§ **DIRECTIONS**
The listing beneath should be written out in full, exactly as shown.

§ **RECORDED DATA**

# # # #

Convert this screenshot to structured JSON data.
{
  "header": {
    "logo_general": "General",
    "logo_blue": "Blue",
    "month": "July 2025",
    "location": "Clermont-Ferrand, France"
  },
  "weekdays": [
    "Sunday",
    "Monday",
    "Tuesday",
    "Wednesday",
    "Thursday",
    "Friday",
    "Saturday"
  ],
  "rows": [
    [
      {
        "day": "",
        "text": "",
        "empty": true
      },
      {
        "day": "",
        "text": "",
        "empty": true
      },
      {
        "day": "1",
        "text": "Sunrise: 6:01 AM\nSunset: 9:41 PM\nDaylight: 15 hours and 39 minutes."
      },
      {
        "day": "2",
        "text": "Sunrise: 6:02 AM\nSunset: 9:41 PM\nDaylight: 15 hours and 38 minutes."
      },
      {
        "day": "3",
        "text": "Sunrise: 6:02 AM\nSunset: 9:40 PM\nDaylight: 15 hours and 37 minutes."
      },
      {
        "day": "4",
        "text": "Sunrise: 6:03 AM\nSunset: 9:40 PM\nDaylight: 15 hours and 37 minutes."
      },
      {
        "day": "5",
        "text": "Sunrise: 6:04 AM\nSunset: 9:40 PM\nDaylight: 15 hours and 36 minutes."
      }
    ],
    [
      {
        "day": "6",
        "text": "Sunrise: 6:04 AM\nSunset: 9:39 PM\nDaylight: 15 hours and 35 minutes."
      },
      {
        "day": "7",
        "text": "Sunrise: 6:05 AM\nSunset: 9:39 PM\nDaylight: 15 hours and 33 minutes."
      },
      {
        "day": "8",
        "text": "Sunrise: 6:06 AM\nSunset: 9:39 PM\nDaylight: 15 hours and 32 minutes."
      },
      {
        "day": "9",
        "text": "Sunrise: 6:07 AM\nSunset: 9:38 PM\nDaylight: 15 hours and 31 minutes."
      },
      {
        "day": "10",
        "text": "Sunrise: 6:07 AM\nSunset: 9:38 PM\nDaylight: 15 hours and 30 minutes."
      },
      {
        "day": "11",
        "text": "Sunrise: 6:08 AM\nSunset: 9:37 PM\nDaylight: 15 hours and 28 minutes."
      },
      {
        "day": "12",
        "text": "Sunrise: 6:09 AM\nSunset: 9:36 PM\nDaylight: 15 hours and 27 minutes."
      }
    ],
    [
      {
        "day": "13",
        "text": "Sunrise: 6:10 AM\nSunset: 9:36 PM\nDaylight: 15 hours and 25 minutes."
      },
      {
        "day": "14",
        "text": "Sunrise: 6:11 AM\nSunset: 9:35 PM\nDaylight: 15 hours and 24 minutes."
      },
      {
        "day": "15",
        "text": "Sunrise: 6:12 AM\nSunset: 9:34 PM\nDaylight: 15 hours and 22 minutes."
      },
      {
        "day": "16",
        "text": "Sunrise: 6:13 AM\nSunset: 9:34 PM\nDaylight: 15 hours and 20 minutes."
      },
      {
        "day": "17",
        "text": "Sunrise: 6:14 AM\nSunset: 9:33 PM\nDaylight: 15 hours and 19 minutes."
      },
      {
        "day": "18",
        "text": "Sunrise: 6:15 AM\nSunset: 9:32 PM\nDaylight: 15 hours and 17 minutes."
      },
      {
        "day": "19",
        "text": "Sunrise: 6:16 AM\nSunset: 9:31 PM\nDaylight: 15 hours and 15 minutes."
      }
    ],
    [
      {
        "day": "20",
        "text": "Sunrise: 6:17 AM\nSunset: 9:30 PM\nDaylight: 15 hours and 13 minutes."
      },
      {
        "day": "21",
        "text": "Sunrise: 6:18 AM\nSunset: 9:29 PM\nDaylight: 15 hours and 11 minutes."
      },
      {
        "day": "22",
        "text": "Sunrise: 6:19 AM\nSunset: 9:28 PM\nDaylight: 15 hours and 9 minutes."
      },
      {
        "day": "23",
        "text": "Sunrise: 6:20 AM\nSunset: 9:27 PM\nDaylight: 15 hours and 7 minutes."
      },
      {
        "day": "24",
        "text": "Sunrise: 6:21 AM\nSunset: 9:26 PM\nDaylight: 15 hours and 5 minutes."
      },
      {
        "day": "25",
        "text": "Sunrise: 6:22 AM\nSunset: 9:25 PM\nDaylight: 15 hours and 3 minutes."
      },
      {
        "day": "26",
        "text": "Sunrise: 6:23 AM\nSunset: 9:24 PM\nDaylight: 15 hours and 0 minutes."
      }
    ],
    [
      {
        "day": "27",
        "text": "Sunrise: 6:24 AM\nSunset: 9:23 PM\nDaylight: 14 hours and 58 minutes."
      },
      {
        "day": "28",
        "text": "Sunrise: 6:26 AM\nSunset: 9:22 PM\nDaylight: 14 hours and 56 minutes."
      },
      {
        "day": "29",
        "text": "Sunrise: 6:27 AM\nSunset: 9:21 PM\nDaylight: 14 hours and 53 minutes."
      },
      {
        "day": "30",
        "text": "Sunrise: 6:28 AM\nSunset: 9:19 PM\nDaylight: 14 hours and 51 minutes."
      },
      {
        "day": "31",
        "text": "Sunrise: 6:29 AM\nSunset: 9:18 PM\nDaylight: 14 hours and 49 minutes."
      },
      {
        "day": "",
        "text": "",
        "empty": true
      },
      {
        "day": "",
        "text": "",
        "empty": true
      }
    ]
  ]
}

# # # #

§ **TASK ANSWER**
Convert this screenshot to structured JSON data.
{
  "header": {
    "logo_general": "General",
    "logo_blue": "Blue",
    "month": "July 2025",
    "location": "Clermont-Ferrand, France"
  },
  "weekdays": [
    "Sunday",
    "Monday",
    "Tuesday",
    "Wednesday",
    "Thursday",
    "Friday",
    "Saturday"
  ],
  "rows": [
    [
      {
        "day": "",
        "text": "",
        "empty": true
      },
      {
        "day": "",
        "text": "",
        "empty": true
      },
      {
        "day": "1",
        "text": "Sunrise: 6:01 AM\nSunset: 9:41 PM\nDaylight: 15 hours and 39 minutes."
      },
      {
        "day": "2",
        "text": "Sunrise: 6:02 AM\nSunset: 9:41 PM\nDaylight: 15 hours and 38 minutes."
      },
      {
        "day": "3",
        "text": "Sunrise: 6:02 AM\nSunset: 9:40 PM\nDaylight: 15 hours and 37 minutes."
      },
      {
        "day": "4",
        "text": "Sunrise: 6:03 AM\nSunset: 9:40 PM\nDaylight: 15 hours and 37 minutes."
      },
      {
        "day": "5",
        "text": "Sunrise: 6:04 AM\nSunset: 9:40 PM\nDaylight: 15 hours and 36 minutes."
      }
    ],
    [
      {
        "day": "6",
        "text": "Sunrise: 6:04 AM\nSunset: 9:39 PM\nDaylight: 15 hours and 35 minutes."
      },
      {
        "day": "7",
        "text": "Sunrise: 6:05 AM\nSunset: 9:39 PM\nDaylight: 15 hours and 33 minutes."
      },
      {
        "day": "8",
        "text": "Sunrise: 6:06 AM\nSunset: 9:39 PM\nDaylight: 15 hours and 32 minutes."
      },
      {
        "day": "9",
        "text": "Sunrise: 6:07 AM\nSunset: 9:38 PM\nDaylight: 15 hours and 31 minutes."
      },
      {
        "day": "10",
        "text": "Sunrise: 6:07 AM\nSunset: 9:38 PM\nDaylight: 15 hours and 30 minutes."
      },
      {
        "day": "11",
        "text": "Sunrise: 6:08 AM\nSunset: 9:37 PM\nDaylight: 15 hours and 28 minutes."
      },
      {
        "day": "12",
        "text": "Sunrise: 6:09 AM\nSunset: 9:36 PM\nDaylight: 15 hours and 27 minutes."
      }
    ],
    [
      {
        "day": "13",
        "text": "Sunrise: 6:10 AM\nSunset: 9:36 PM\nDaylight: 15 hours and 25 minutes."
      },
      {
        "day": "14",
        "text": "Sunrise: 6:11 AM\nSunset: 9:35 PM\nDaylight: 15 hours and 24 minutes."
      },
      {
        "day": "15",
        "text": "Sunrise: 6:12 AM\nSunset: 9:34 PM\nDaylight: 15 hours and 22 minutes."
      },
      {
        "day": "16",
        "text": "Sunrise: 6:13 AM\nSunset: 9:34 PM\nDaylight: 15 hours and 20 minutes."
      },
      {
        "day": "17",
        "text": "Sunrise: 6:14 AM\nSunset: 9:33 PM\nDaylight: 15 hours and 19 minutes."
      },
      {
        "day": "18",
        "text": "Sunrise: 6:15 AM\nSunset: 9:32 PM\nDaylight: 15 hours and 17 minutes."
      },
      {
        "day": "19",
        "text": "Sunrise: 6:16 AM\nSunset: 9:31 PM\nDaylight: 15 hours and 15 minutes."
      }
    ],
    [
      {
        "day": "20",
        "text": "Sunrise: 6:17 AM\nSunset: 9:30 PM\nDaylight: 15 hours and 13 minutes."
      },
      {
        "day": "21",
        "text": "Sunrise: 6:18 AM\nSunset: 9:29 PM\nDaylight: 15 hours and 11 minutes."
      },
      {
        "day": "22",
        "text": "Sunrise: 6:19 AM\nSunset: 9:28 PM\nDaylight: 15 hours and 9 minutes."
      },
      {
        "day": "23",
        "text": "Sunrise: 6:20 AM\nSunset: 9:27 PM\nDaylight: 15 hours and 7 minutes."
      },
      {
        "day": "24",
        "text": "Sunrise: 6:21 AM\nSunset: 9:26 PM\nDaylight: 15 hours and 5 minutes."
      },
      {
        "day": "25",
        "text": "Sunrise: 6:22 AM\nSunset: 9:25 PM\nDaylight: 15 hours and 3 minutes."
      },
      {
        "day": "26",
        "text": "Sunrise: 6:23 AM\nSunset: 9:24 PM\nDaylight: 15 hours and 0 minutes."
      }
    ],
    [
      {
        "day": "27",
        "text": "Sunrise: 6:24 AM\nSunset: 9:23 PM\nDaylight: 14 hours and 58 minutes."
      },
      {
        "day": "28",
        "text": "Sunrise: 6:26 AM\nSunset: 9:22 PM\nDaylight: 14 hours and 56 minutes."
      },
      {
        "day": "29",
        "text": "Sunrise: 6:27 AM\nSunset: 9:21 PM\nDaylight: 14 hours and 53 minutes."
      },
      {
        "day": "30",
        "text": "Sunrise: 6:28 AM\nSunset: 9:19 PM\nDaylight: 14 hours and 51 minutes."
      },
      {
        "day": "31",
        "text": "Sunrise: 6:29 AM\nSunset: 9:18 PM\nDaylight: 14 hours and 49 minutes."
      },
      {
        "day": "",
        "text": "",
        "empty": true
      },
      {
        "day": "",
        "text": "",
        "empty": true
      }
    ]
  ]
}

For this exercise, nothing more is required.